──────── Data for review ────────
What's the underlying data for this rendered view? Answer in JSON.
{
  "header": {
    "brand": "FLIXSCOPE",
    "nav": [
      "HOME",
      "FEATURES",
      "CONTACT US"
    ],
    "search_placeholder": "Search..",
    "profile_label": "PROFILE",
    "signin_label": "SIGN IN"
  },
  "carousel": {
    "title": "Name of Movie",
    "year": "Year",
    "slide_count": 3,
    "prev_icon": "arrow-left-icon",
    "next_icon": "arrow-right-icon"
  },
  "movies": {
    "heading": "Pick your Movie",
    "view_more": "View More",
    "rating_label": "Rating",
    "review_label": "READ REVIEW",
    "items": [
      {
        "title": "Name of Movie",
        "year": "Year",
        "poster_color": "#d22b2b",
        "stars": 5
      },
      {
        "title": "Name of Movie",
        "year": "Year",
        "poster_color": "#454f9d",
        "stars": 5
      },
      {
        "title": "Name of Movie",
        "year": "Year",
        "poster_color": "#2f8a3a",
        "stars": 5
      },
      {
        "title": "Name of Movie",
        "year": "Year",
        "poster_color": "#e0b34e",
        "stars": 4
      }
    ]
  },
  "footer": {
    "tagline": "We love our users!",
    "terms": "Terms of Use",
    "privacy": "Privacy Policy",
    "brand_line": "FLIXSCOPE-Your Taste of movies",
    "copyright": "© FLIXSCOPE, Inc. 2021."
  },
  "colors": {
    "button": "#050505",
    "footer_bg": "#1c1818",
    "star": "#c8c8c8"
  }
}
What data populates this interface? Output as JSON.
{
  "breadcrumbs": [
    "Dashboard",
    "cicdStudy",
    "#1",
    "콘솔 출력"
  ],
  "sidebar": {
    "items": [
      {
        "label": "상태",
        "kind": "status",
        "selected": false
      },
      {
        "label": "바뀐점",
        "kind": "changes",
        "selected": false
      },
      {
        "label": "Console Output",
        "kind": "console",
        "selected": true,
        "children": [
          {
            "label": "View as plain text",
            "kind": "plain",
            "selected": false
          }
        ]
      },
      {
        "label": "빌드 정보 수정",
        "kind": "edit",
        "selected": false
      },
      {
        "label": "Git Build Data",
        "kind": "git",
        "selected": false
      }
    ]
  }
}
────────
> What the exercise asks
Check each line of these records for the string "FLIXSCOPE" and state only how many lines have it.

> Task output
3